    Jen, love it! This is one of my favorite moves doing mat! What tips can you share when this is done on the mat?
    Thank you!

  2. gb919

    Thanks for this.
    I’ve been a pilates instructor for over 15 years and have discovered that newer instructors omit this very important basic.
    When I go over exercises such as breathing and articulating and slowing down movement, I’m accused of being to easy of a teacher. Everyone wants to muscle through it all.

  3. JenniferGianni

    We love all this feedback! Please keep it coming! I haven’t watched this post in a long time. I love the overball version. Casey’s articulation in her pelvis and lower spine looked amazing when she used the overball. That is a great tool. I LOVE that ball!
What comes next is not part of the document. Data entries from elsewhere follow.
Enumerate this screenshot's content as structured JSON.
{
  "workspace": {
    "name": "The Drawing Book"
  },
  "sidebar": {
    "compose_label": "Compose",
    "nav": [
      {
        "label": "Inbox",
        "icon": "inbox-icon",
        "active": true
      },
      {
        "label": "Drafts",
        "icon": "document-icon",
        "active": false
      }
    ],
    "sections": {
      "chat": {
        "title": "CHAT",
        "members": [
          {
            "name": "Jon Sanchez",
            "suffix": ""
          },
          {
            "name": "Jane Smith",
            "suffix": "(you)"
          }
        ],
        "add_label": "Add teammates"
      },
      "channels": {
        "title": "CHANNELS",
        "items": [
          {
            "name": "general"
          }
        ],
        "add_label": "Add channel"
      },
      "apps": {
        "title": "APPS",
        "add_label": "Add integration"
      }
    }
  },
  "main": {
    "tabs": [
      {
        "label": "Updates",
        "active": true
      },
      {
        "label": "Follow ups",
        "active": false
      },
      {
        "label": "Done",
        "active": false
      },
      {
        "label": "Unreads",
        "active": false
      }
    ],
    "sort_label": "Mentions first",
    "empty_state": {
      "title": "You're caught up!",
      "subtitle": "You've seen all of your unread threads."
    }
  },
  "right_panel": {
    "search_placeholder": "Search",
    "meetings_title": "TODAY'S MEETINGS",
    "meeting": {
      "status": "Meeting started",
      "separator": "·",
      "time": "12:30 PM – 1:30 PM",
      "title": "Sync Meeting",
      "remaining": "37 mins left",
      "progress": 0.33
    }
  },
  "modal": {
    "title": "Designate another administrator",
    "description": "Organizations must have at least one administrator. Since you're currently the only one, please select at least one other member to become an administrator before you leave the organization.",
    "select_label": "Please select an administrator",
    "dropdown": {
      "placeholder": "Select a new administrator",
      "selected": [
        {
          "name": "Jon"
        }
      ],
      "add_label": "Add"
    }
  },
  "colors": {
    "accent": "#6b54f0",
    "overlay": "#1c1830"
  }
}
  4. cis537

    What would you do to help (especially older ladies) who constantly get cramps in their hamstrings when doing the bridge, especially on the mat?

  5. JenniferGianni

    Great question. Bridging sequences are so important for building an integrated and full back body activation, especially for older ladies ( menopause and beyond). The catch is, however, that this population usually has inflammation and joint issues and tends to grip and protect. This means that finding different ways into movement are illusive to them. We want to strive for balanced and fluid work throughout the WHOLE of the body and not by muscling our way into some position by just using our butts or just using our thighs . This means that creative propping must be used. You want to recreate what we had on the reformer in the above video on the Mat. Get a sitting box that the client can reach the arches of their feet into. This will help immensely. Also give them an incline pillow or deflated Overball under the lower back. It might be good to also have a ball at the inner thighs to act as a Placeholder. This means they hold onto the ball just enough but not with a Death Grip. One might also want to start with a Release for the Hamstrings before going into Bridging type exercises. Check out Casey’s Practical Release Workshops on our site.

  6. Bern849


    Hi! What is the right spring set up in doing the bridge ? Because I experienced teacher will bring us to lighter spring and of course the carriage moves and so I had stability and alignment issues.


  7. JenniferGianni

    Hi Bern,

    Great to hear from you! The more springs that are on the easier it will be to keep the carriage in. I would advise doing that first and really cueing the right actions for the feet and legs so that when you do start taking off springs the grounding forces are supportive.

    Love, Jen